On Thursday, Russia launched a full-scale invasion of Ukraine on multiple fronts, prompting a swift response from the Ukrainian government as it mobilized troops, armed civilians and called upon world leaders to come to its aid.
The same day, the Ministry of Defence of Ukraine began accepting donations for its armed forces by setting up a designated bank account for foreign currency wire transfers. The Ukrainian army cited “numerous requests from individuals and legal entities who are not residents of Ukraine and wish to make donations.” It appears one particular part of the memo caught the attention of social media users:
“National legislation does not allow the Ministry of Defence of Ukraine to use other payment systems (‘Webmoney,’ ‘Bitcoin,’ ‘PayPal,’ etc.)”
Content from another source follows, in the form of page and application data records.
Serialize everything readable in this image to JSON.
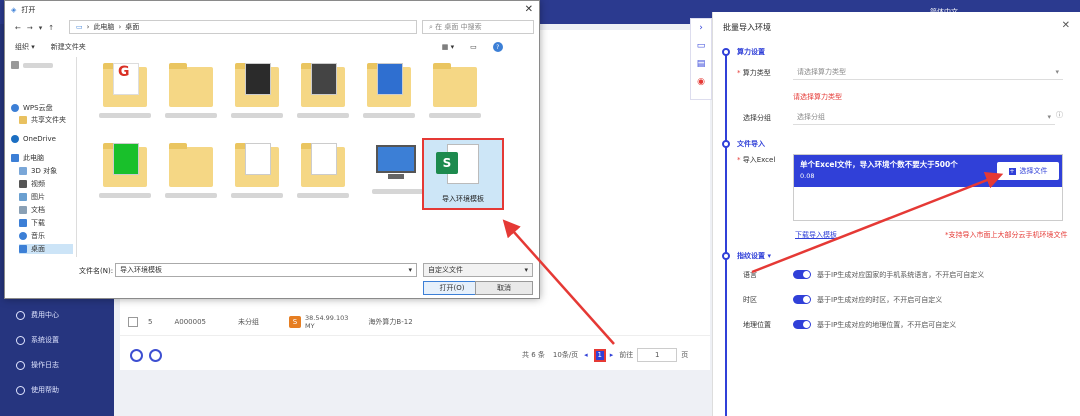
{
  "background": {
    "sidebar": [
      "费用中心",
      "系统设置",
      "操作日志",
      "使用帮助"
    ],
    "top_right": {
      "lang": "简体中文"
    },
    "row": {
      "index": "5",
      "id": "A000005",
      "group": "未分组",
      "badge": "S",
      "ip": "38.54.99.103",
      "ip2": "MY",
      "location": "海外算力B-12"
    },
    "pager": {
      "total": "共 6 条",
      "per_page": "10条/页",
      "page": "1",
      "goto_label": "前往",
      "goto_value": "1",
      "page_unit": "页"
    }
  },
  "panel": {
    "title": "批量导入环境",
    "section_power": "算力设置",
    "power_type_label": "算力类型",
    "power_type_placeholder": "请选择算力类型",
    "power_type_error": "请选择算力类型",
    "group_label": "选择分组",
    "group_placeholder": "选择分组",
    "section_file": "文件导入",
    "excel_label": "导入Excel",
    "upload_title": "单个Excel文件，导入环境个数不要大于500个",
    "upload_sub": "0.08",
    "choose_file": "选择文件",
    "download_template": "下载导入模板",
    "support_note": "*支持导入市面上大部分云手机环境文件",
    "section_fingerprint": "指纹设置",
    "language_label": "语言",
    "language_desc": "基于IP生成对应国家的手机系统语言，不开启可自定义",
    "timezone_label": "时区",
    "timezone_desc": "基于IP生成对应的时区，不开启可自定义",
    "geo_label": "地理位置",
    "geo_desc": "基于IP生成对应的地理位置，不开启可自定义"
  },
  "dialog": {
    "title": "打开",
    "path": [
      "此电脑",
      "桌面"
    ],
    "search_placeholder": "在 桌面 中搜索",
    "organize": "组织",
    "new_folder": "新建文件夹",
    "nav": [
      "WPS云盘",
      "共享文件夹",
      "OneDrive",
      "此电脑",
      "3D 对象",
      "视频",
      "图片",
      "文档",
      "下载",
      "音乐",
      "桌面"
    ],
    "selected_file": "导入环境模板",
    "filename_label": "文件名(N):",
    "filename_value": "导入环境模板",
    "filetype": "自定义文件",
    "open": "打开(O)",
    "cancel": "取消"
  },
  "colors": {
    "accent": "#3040d8",
    "annotation": "#e53935",
    "excel": "#1d8a4e"
  }
}
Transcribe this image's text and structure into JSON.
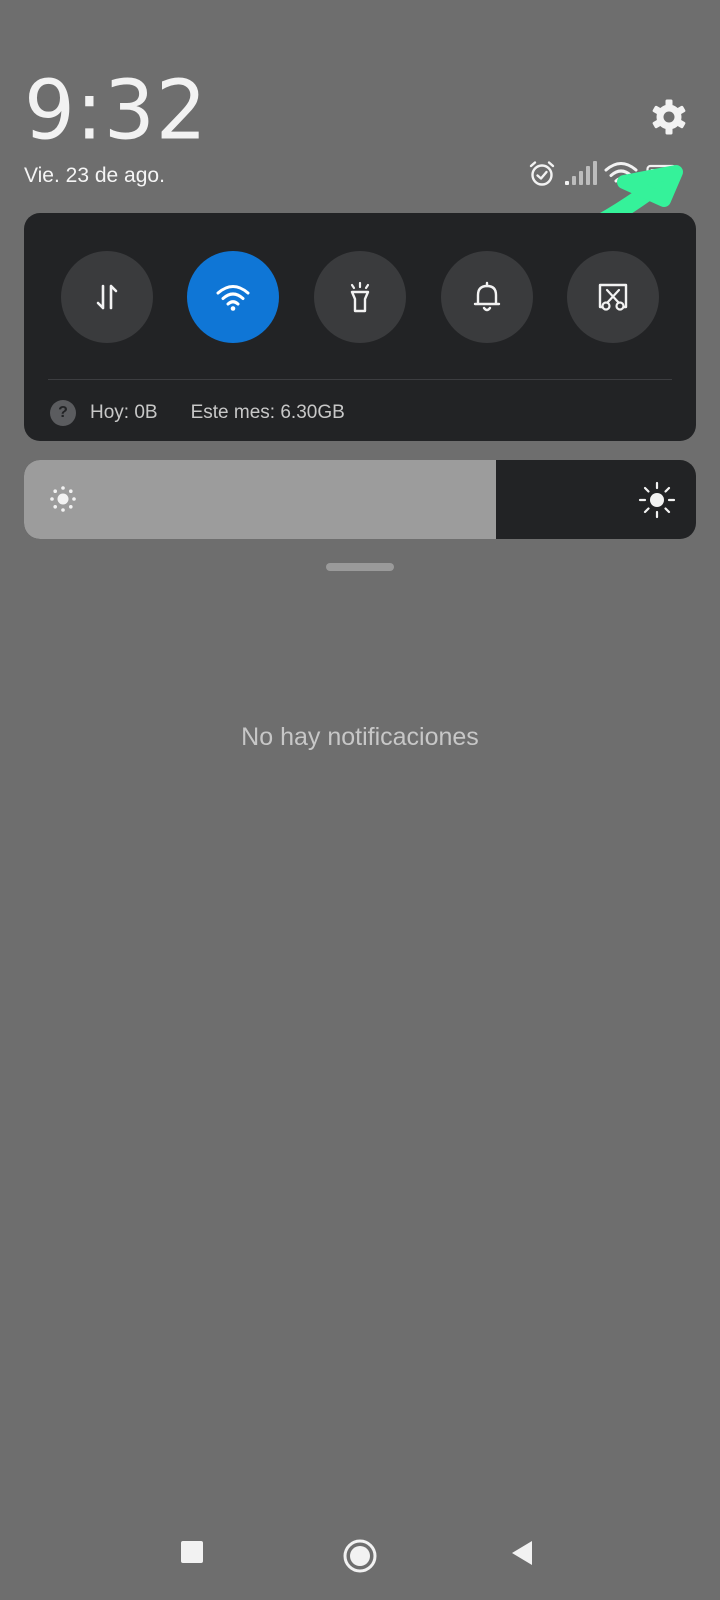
{
  "status_bar": {
    "time": "9:32",
    "date": "Vie. 23 de ago.",
    "icons": [
      "alarm-icon",
      "cellular-signal-icon",
      "wifi-signal-icon",
      "battery-icon"
    ]
  },
  "settings_icon": "gear-icon",
  "quick_toggles": [
    {
      "name": "mobile-data",
      "icon": "data-arrows-icon",
      "active": false
    },
    {
      "name": "wifi",
      "icon": "wifi-icon",
      "active": true
    },
    {
      "name": "flashlight",
      "icon": "flashlight-icon",
      "active": false
    },
    {
      "name": "sound",
      "icon": "bell-icon",
      "active": false
    },
    {
      "name": "screenshot",
      "icon": "scissors-screen-icon",
      "active": false
    }
  ],
  "data_usage": {
    "today": "Hoy: 0B",
    "month": "Este mes: 6.30GB"
  },
  "brightness": {
    "level": 0.703
  },
  "notifications": {
    "empty_message": "No hay notificaciones"
  },
  "annotation": {
    "arrow_color": "#35f29a"
  },
  "colors": {
    "accent": "#0f76d6",
    "panel": "#222325",
    "background": "#6e6e6e"
  },
  "nav_bar": [
    "recents-square-icon",
    "home-circle-icon",
    "back-triangle-icon"
  ]
}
Crypto enthusiasts quickly took to the Ukrainian government’s Twitter account, where the link was posted, to request the acceptance of digital currency donations. For example, user TechLeakers wrote: “Get a Bitcoin cryptocurrency address. So it will be accepted globally.” However, some also voiced their concern over the potential of the Ukrainian Armed Forces accepting crypto donations, with user “MMusikwolf ” writing:
“Do not donate crypto. The value fluctuates too much for it to be useful in this sense. [Fiat] Money has the highest liquidity of any asset and thus can be used fastest.”
But others, such as BiggieWhale, quickly pointed out that digital stablecoin currencies such as USDT are pegged to the United States dollar and therefore, theoretically, do not suffer the same degree of price volatility. At least one Ukrainian nongovernmental organization, Come Back Alive, currently accepts BTC donations, with the proceeds going to the Ukrainian Army.
FTX CEO Sam Bankman-Fried commented on the issue of currency destabilization in Eastern Europe due to the invasion. In a lengthy Twitter thread, Bankman-Fried wrote: “If you were in Ukraine right now, where would you trust your money?” He also said: “And more importantly, there might be war. That’s really bad for the world. Fuck all this price stuff. Go outside and do something nice for someone.”
According to the Ukrainian government, 40 people were killed in the first hours of the Russian invasion, with several dozens wounded. In addition to targeting Ukrainian military installations, there have been reports of Russian missiles hitting critical infrastructure such as airports and civilian establishments.